Which lines of the data hold the word "passe"? Copy all of them.

---- MATERIAL FOR THIS TASK

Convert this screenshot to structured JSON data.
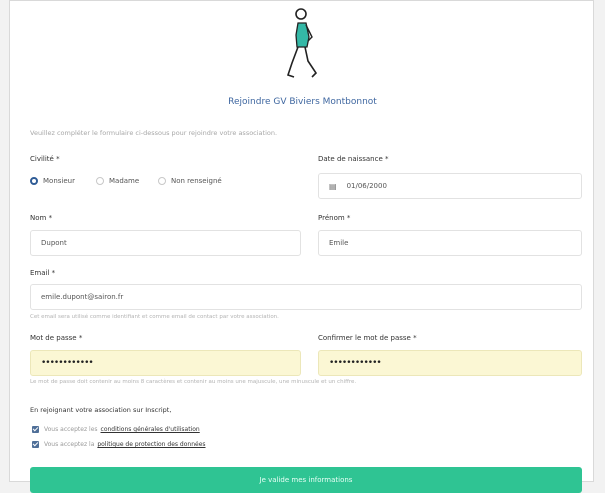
{
  "page": {
    "title": "Rejoindre GV Biviers Montbonnot",
    "intro": "Veuillez compléter le formulaire ci-dessous pour rejoindre votre association."
  },
  "civility": {
    "label": "Civilité *",
    "options": [
      "Monsieur",
      "Madame",
      "Non renseigné"
    ],
    "selected": "Monsieur"
  },
  "birthdate": {
    "label": "Date de naissance *",
    "value": "01/06/2000"
  },
  "lastname": {
    "label": "Nom *",
    "value": "Dupont"
  },
  "firstname": {
    "label": "Prénom *",
    "value": "Emile"
  },
  "email": {
    "label": "Email *",
    "value": "emile.dupont@sairon.fr",
    "help": "Cet email sera utilisé comme identifiant et comme email de contact par votre association."
  },
  "password": {
    "label": "Mot de passe *",
    "value": "••••••••••••"
  },
  "confirm_password": {
    "label": "Confirmer le mot de passe *",
    "value": "••••••••••••"
  },
  "password_help": "Le mot de passe doit contenir au moins 8 caractères et contenir au moins une majuscule, une minuscule et un chiffre.",
  "consent": {
    "heading": "En rejoignant votre association sur Inscript,",
    "items": [
      {
        "text": "Vous acceptez les",
        "link": "conditions générales d'utilisation"
      },
      {
        "text": "Vous acceptez la",
        "link": "politique de protection des données"
      }
    ]
  },
  "submit_label": "Je valide mes informations"
}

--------

__THE COMPLETED TASK__
    "label": "Mot de passe *",
    "label": "Confirmer le mot de passe *",
  "password_help": "Le mot de passe doit contenir au moins 8 caractères et contenir au moins une majuscule, une minuscule et un chiffre.",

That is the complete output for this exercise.